- Exercise description:
What you return must be the full data, repeated verbatim, with no pictures in it.

○ ○ ○ ○

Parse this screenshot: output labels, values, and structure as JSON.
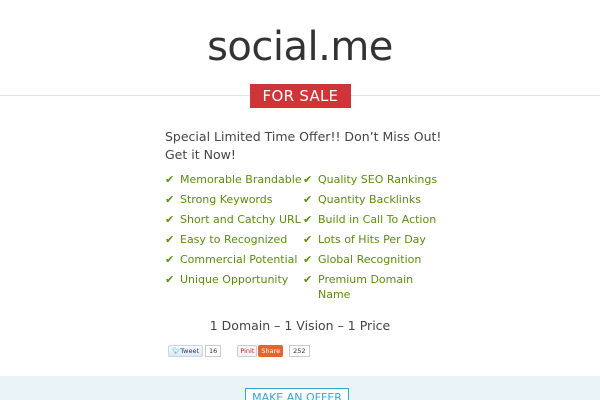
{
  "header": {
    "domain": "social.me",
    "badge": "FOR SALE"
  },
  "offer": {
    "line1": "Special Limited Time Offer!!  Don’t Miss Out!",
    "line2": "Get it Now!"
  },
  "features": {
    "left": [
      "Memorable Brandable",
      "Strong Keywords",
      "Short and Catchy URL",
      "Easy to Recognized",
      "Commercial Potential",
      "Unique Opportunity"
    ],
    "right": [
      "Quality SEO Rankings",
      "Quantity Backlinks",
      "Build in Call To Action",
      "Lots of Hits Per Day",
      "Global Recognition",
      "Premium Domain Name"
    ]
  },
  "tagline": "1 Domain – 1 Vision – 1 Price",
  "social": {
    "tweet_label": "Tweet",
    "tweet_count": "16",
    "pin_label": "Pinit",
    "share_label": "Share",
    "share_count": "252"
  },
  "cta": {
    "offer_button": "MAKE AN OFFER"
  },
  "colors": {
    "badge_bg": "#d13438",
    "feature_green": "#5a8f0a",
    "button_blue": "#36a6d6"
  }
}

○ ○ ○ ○

- Problem solution:
Parse this screenshot: output labels, values, and structure as JSON.
{
  "header": {
    "domain": "social.me",
    "badge": "FOR SALE"
  },
  "offer": {
    "line1": "Special Limited Time Offer!!  Don’t Miss Out!",
    "line2": "Get it Now!"
  },
  "features": {
    "left": [
      "Memorable Brandable",
      "Strong Keywords",
      "Short and Catchy URL",
      "Easy to Recognized",
      "Commercial Potential",
      "Unique Opportunity"
    ],
    "right": [
      "Quality SEO Rankings",
      "Quantity Backlinks",
      "Build in Call To Action",
      "Lots of Hits Per Day",
      "Global Recognition",
      "Premium Domain Name"
    ]
  },
  "tagline": "1 Domain – 1 Vision – 1 Price",
  "social": {
    "tweet_label": "Tweet",
    "tweet_count": "16",
    "pin_label": "Pinit",
    "share_label": "Share",
    "share_count": "252"
  },
  "cta": {
    "offer_button": "MAKE AN OFFER"
  },
  "colors": {
    "badge_bg": "#d13438",
    "feature_green": "#5a8f0a",
    "button_blue": "#36a6d6"
  }
}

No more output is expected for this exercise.